**WHAT YOU WILL DO**
Only the count is needed. Count the lines below with the word "NJDOE" in them.

**AVAILABLE DATA**
----
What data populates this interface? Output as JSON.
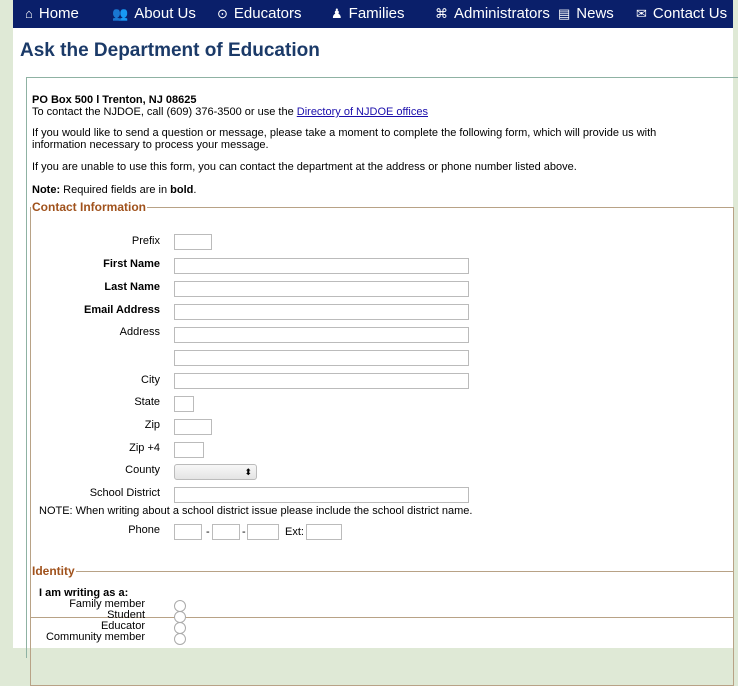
{
  "nav": [
    {
      "icon": "⌂",
      "label": "Home"
    },
    {
      "icon": "👥",
      "label": "About Us"
    },
    {
      "icon": "⊙",
      "label": "Educators"
    },
    {
      "icon": "♟",
      "label": "Families"
    },
    {
      "icon": "⌘",
      "label": "Administrators"
    },
    {
      "icon": "▤",
      "label": "News"
    },
    {
      "icon": "✉",
      "label": "Contact Us"
    }
  ],
  "page_title": "Ask the Department of Education",
  "address_line": "PO Box 500 l Trenton, NJ  08625",
  "contact_text": "To contact the NJDOE, call (609) 376-3500 or use the ",
  "contact_link": "Directory of NJDOE offices",
  "intro_1": "If you would like to send a question or message, please take a moment to complete the following form, which will provide us with",
  "intro_2": "information necessary to process your message.",
  "intro_3": "If you are unable to use this form, you can contact the department at the address or phone number listed above.",
  "note_label": "Note:",
  "note_text": " Required fields are in ",
  "note_bold": "bold",
  "note_end": ".",
  "contact_section": {
    "legend": "Contact Information",
    "prefix": "Prefix",
    "first_name": "First Name",
    "last_name": "Last Name",
    "email": "Email Address",
    "address": "Address",
    "city": "City",
    "state": "State",
    "zip": "Zip",
    "zip4": "Zip +4",
    "county": "County",
    "district": "School District",
    "district_note": "NOTE: When writing about a school district issue please include the school district name.",
    "phone": "Phone",
    "dash": "-",
    "ext": "Ext:"
  },
  "identity_section": {
    "legend": "Identity",
    "writing_as": "I am writing as a:",
    "options": [
      "Family member",
      "Student",
      "Educator",
      "Community member"
    ]
  }
}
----
**WRITTEN ANSWER**
2